When all the underwear (almost all, I still had the chemise and a second petticoat left to finish), it was time to get started on the dress itself.
Since the dress was for my sister, it was she who ultimately took all the decisions on the final style, and I came with lots of suggestions, inspirations and different looks.inspiration sketch
Since the budget was particularly scarce on this project, we decided to cheat and use a set of IKEA curtains I already had in my stash for the dress fabric.It’s a thin polyester in a lovely dark blue/teal color that would be really pretty in a style like this.
1 pair of 2,5m x 1.45m curtains would require some really thoughtful cutting and pattern layout, but with some math and quick calculations I was fairly shore I could get the dress cut from the fabric (as long as I didn’t do any errors…)
I also recently ordered 5 m of silver sparkles and a few m of black lace which both would be perfect for this project. (So, not stash, but almost:-))
I started by drafting the bodice pattern using modern templates and my sisters measurements.
Then I did a quick mock-up that we tried on over her recently finished corset.
Lots of adjustments needed
Then I got to work making the skirt.
Then I sewed the skirt panels together, interlined it with a black cotton fabric that also would serve as lining and pleated the top to my sisters waist measurement.
not completely happy about the look of the pleats, I put it on my dress-form (over the new crinoline) to get a beter look. Something seamed wrong.
So I grabbed my books and read up on the period way to pleat the skirts to he waistband, and there I found the answer – by the 1860s they left the knifepleats of the earlier period for a few double box-pleats evenly spaced around the skirt. So that what I did.
Then I attached the skirt to the waistband and after a final fitting cut and hemmed the length. I also moved some and added some extra sparkles and stitched on a narrow black lace ribbon to the bottom edge.
Then it was time to get started on the bodice.
I started by interlining all the pieces in a strong black cotton twill, after which I stitched the darts and the pieces together.
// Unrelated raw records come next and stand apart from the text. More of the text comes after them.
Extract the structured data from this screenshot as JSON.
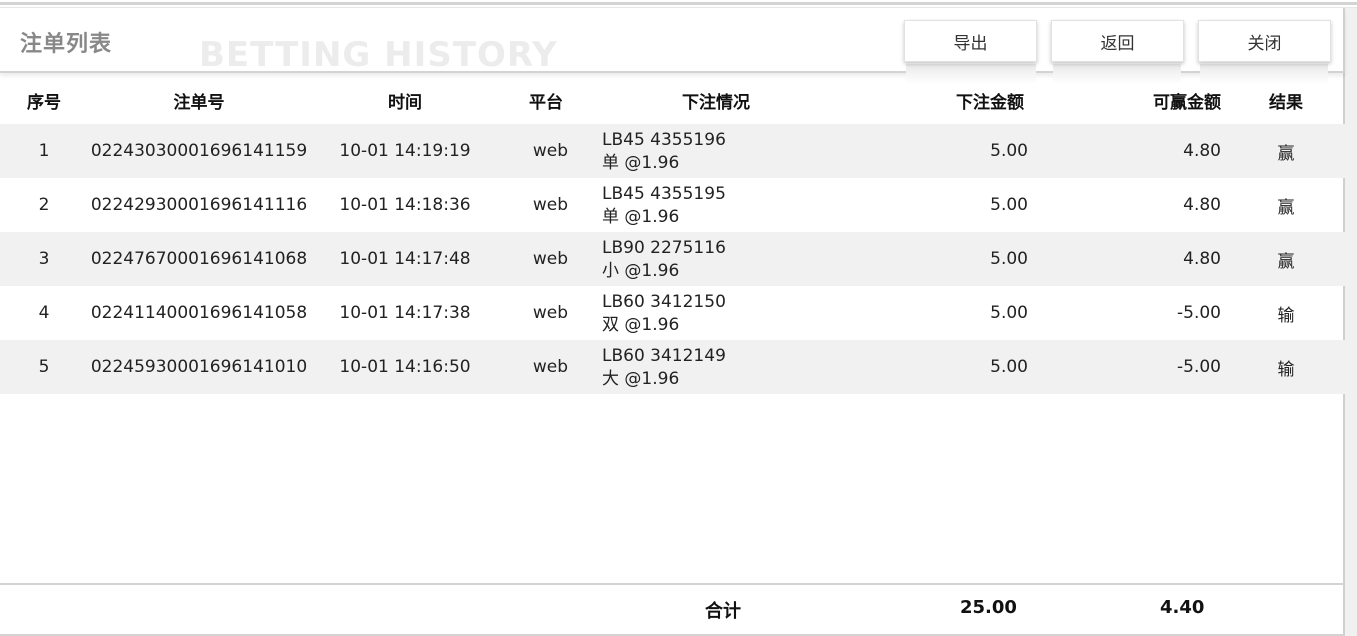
{
  "header": {
    "title": "注单列表",
    "watermark": "BETTING HISTORY",
    "buttons": {
      "export": "导出",
      "back": "返回",
      "close": "关闭"
    }
  },
  "table": {
    "columns": {
      "index": "序号",
      "order_no": "注单号",
      "time": "时间",
      "platform": "平台",
      "detail": "下注情况",
      "bet_amount": "下注金额",
      "win_amount": "可赢金额",
      "result": "结果"
    },
    "rows": [
      {
        "index": "1",
        "order_no": "02243030001696141159",
        "time": "10-01 14:19:19",
        "platform": "web",
        "detail_line1": "LB45 4355196",
        "detail_line2": "单 @1.96",
        "bet_amount": "5.00",
        "win_amount": "4.80",
        "result": "赢"
      },
      {
        "index": "2",
        "order_no": "02242930001696141116",
        "time": "10-01 14:18:36",
        "platform": "web",
        "detail_line1": "LB45 4355195",
        "detail_line2": "单 @1.96",
        "bet_amount": "5.00",
        "win_amount": "4.80",
        "result": "赢"
      },
      {
        "index": "3",
        "order_no": "02247670001696141068",
        "time": "10-01 14:17:48",
        "platform": "web",
        "detail_line1": "LB90 2275116",
        "detail_line2": "小 @1.96",
        "bet_amount": "5.00",
        "win_amount": "4.80",
        "result": "赢"
      },
      {
        "index": "4",
        "order_no": "02241140001696141058",
        "time": "10-01 14:17:38",
        "platform": "web",
        "detail_line1": "LB60 3412150",
        "detail_line2": "双 @1.96",
        "bet_amount": "5.00",
        "win_amount": "-5.00",
        "result": "输"
      },
      {
        "index": "5",
        "order_no": "02245930001696141010",
        "time": "10-01 14:16:50",
        "platform": "web",
        "detail_line1": "LB60 3412149",
        "detail_line2": "大 @1.96",
        "bet_amount": "5.00",
        "win_amount": "-5.00",
        "result": "输"
      }
    ]
  },
  "footer": {
    "label": "合计",
    "bet_total": "25.00",
    "win_total": "4.40"
  }
}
I added some bias tape and bones to the seams to make the bodice old its shape.The interior of the bodice
Then it was time to try the gown on my sister.
Don’t you just love how she matches the wall…
Thank good for multiple mock-ups. The bodice (and skirt) fit almost perfectly (the wrinkles you see at the back will disappear once I got the center back bones in).
After some minor adjustments, I set the sleeves and the lining and got started on the eyelet for the back lacing.Here I ran into trouble. after almost 3 months of planing and making undergarments for this dress, I still hadn’t found any suitable lacing cord in a color that would work for the dress. I’d been to every sore in town, searched the internet, contemplated using black or even discard of lacing for closure all together, when I realized I might in fact have something in my own stash that would work.
Hurray! The odd colored cotton cord I’d got on super sale a few years back turned out to be the exact shade of Teal I needed – what are the odds? Perfect match! – Is this a sign my stash are to big?
Then I got my sister to come and try it on for a (almost) final fitting, where we marked the skirt length, stitched the belt on the bodice and added hooks and eyes to the waistbands of both pieces to keep the bodice from riding up.
We also decided on how to accessorize, and to ad a piece of the same black lace around the sleeves and hem.
And since I want to submit this dress for the Historical Sew Monthly nr 5/2017 – Literature, I did some thinking on what book I would choose to make it fit. Then came the obvious answer – Victoria and her Court by Virginia Schomp (find preview from Google Books here).
Because who if not Queen Victoria would house a gown like this.
Just the facts:
Challenge: Nr 5/2017 – Literature
What: A 1865s evening dress
How it fit the challenge: It’s a plausible outfit for one of Victorias many ladies in waiting, or even the Queen itself, as described in Virginia Schomps book Victoria and Her Court.
Pattern: I drafted my own after studying the 1865s dresses from Waughs Cut of women’s clothes and Arnolds Pattern of Fashion.
Fabric: 5 m of teal colored polyester curtains (2 pieces 250 x 145 cm each), 4 m of black sheets for lining and 0,5 m of black cotton twill for interlining.
Notions: Thread, Buttonhole-thread, 7 short bones, 1m black bias tape to use as bone casings, 1 m heavy interfacing for the belt, 1 belt buckle, cotton cord for lacing, lots of silver spangles and 7 m of black lace for decoration.
How historical accurate: The shape/look is right, but the construction, pattern and material are all modern. So maybe 4/10
Time: In total about 20 hours (on the dress).
Cost: Almost everything came from stash and/or was really, really cheap. I think I payed about 300 Sek (30 Usd) total for everything. But on a dress like this there really is no limit at what it could cost.
First worn: For photos on May 1 by my sister, and later for a ball on May 6 2017.
Final Thoughts: Both me and my sister are totally in love with this dress. I love how it’s so stylized yet over the top at the same time. The small bodice comparied to the lovely exaggerated shape of the skirt, and the subtle sparkle of glitter when it moves makes me very happy. I also had a lot of fun making it. Only problem is, now I want my own…